Here’s an article from the New England Journal of Medicine, from 2015, discussing the potentials of cannabinoids as epileptic treatment -

That’s not the full article, but it will give your friend the info to take to the library.

Shodan’s not wrong. It’s too soon to know if any of this will pan out. OTOH - it may be a godsend. It’s good that research is beginning in this field, but it’s just a beginning.

As a dataguy, you should understand the value of data points that are 1. Uncorroborated and 2. Solo. Your lived experience matters but there’s no way for any other individual to draw a usable pattern from it.

“Anecdote” also means, in terms of medical studies, “it looks like this happened,” but we weren’t controlling all the variables.

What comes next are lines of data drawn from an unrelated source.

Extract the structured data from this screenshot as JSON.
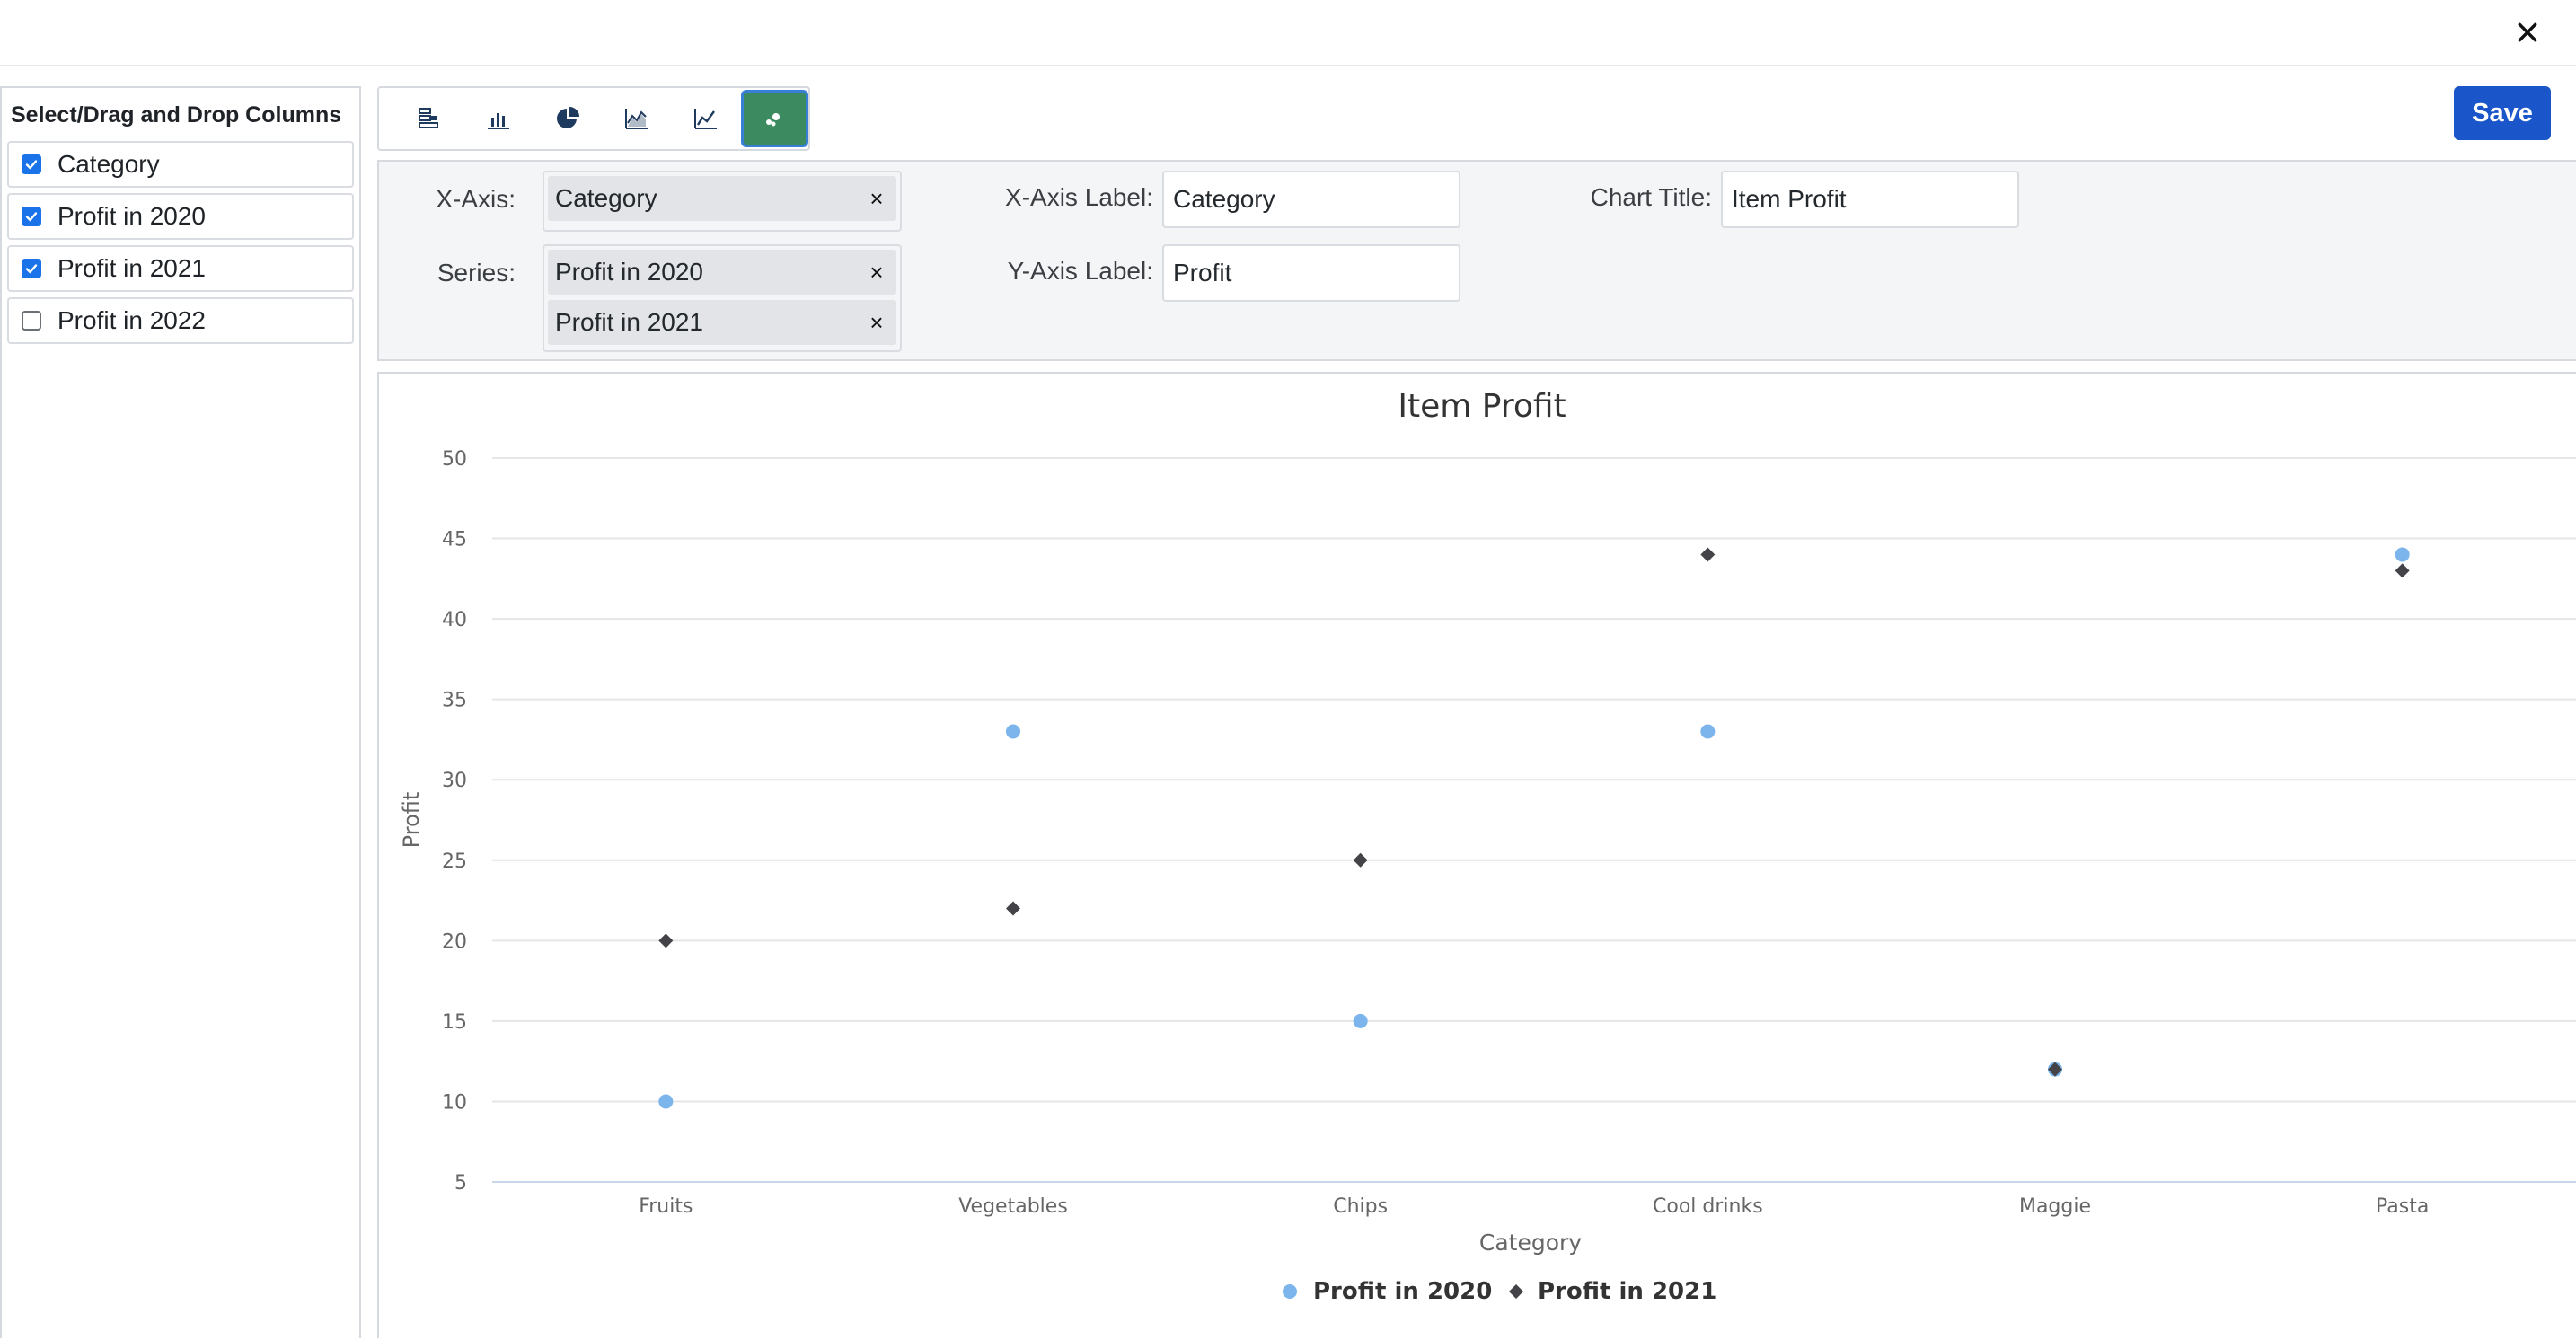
{
  "left_panel": {
    "title": "Select/Drag and Drop Columns",
    "columns": [
      {
        "label": "Category",
        "checked": true
      },
      {
        "label": "Profit in 2020",
        "checked": true
      },
      {
        "label": "Profit in 2021",
        "checked": true
      },
      {
        "label": "Profit in 2022",
        "checked": false
      }
    ]
  },
  "toolbar": {
    "buttons": [
      {
        "icon": "table-chart-icon",
        "active": false
      },
      {
        "icon": "bar-chart-icon",
        "active": false
      },
      {
        "icon": "pie-chart-icon",
        "active": false
      },
      {
        "icon": "area-chart-icon",
        "active": false
      },
      {
        "icon": "line-chart-icon",
        "active": false
      },
      {
        "icon": "scatter-chart-icon",
        "active": true
      }
    ],
    "save_label": "Save"
  },
  "config": {
    "x_axis_label_text": "X-Axis:",
    "series_label_text": "Series:",
    "x_axis_value": "Category",
    "series_values": [
      "Profit in 2020",
      "Profit in 2021"
    ],
    "x_axis_title_label": "X-Axis Label:",
    "x_axis_title_value": "Category",
    "y_axis_title_label": "Y-Axis Label:",
    "y_axis_title_value": "Profit",
    "chart_title_label": "Chart Title:",
    "chart_title_value": "Item Profit",
    "remove_glyph": "×"
  },
  "colors": {
    "series_2020": "#7cb5ec",
    "series_2021": "#434348",
    "active_button": "#3c8a5f",
    "save_button": "#1a56c9"
  },
  "chart_data": {
    "type": "scatter",
    "title": "Item Profit",
    "xlabel": "Category",
    "ylabel": "Profit",
    "categories": [
      "Fruits",
      "Vegetables",
      "Chips",
      "Cool drinks",
      "Maggie",
      "Pasta"
    ],
    "ylim": [
      5,
      50
    ],
    "yticks": [
      5,
      10,
      15,
      20,
      25,
      30,
      35,
      40,
      45,
      50
    ],
    "grid": true,
    "legend_position": "bottom-center",
    "series": [
      {
        "name": "Profit in 2020",
        "marker": "circle",
        "values": [
          10,
          33,
          15,
          33,
          12,
          44
        ]
      },
      {
        "name": "Profit in 2021",
        "marker": "diamond",
        "values": [
          20,
          22,
          25,
          44,
          12,
          43
        ]
      }
    ]
  }
}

CairoCarol, you friend might want to explore the ketogenic diet. This diet is prescribed by doctors in children’s hospitals across the US and in other countries for hard-to-control epilepsy. It sounds like a fringe treatment, but it is actually a standard tool in the treatment of epilepsy anymore. I am not suggesting your friend try to administer this herself, because it is not a balanced diet, and children on it need prescription supplements. But if she can make a trip to Colorado to go to a pot dispensary, perhaps she can find a way to get an appointment at a children’s hospital some place that will prescribe the diet.

Sure, I understand the value of controlled trials and the data they provide.

However, a couple of points:

  1. There will probably not be many large-scale clinical trials that focus on the whole cannabis plant.

Most, if not all of them, are testing some component (THC, cannabidiol, etc.) The objective being to find some cannabis-based substance that can be patented.
The whole plant cannot be patented. If it cannot be patented, drug companies will not spend the money on trials.

There are already cannabis-derived drugs, for example Marinol. They have not been shown to be as effective as the whole plant.

  1. Clinical trials are most valuable when the substance being tested is potentially harmful.
    Cannabis is non-toxic in humans. You can simply try it. If it helps, fine. If not, no harm.

Umm, something just occurred to me. When I was in high school, a friend of mine who was half-Japanese got really sick when he tried pot for the first time, and at the emergency room, we got told the sometimes people of Asian descent can be allergic to pot.

Now, coming from a SDMB post, that is anecdotal, but it might be worth researching.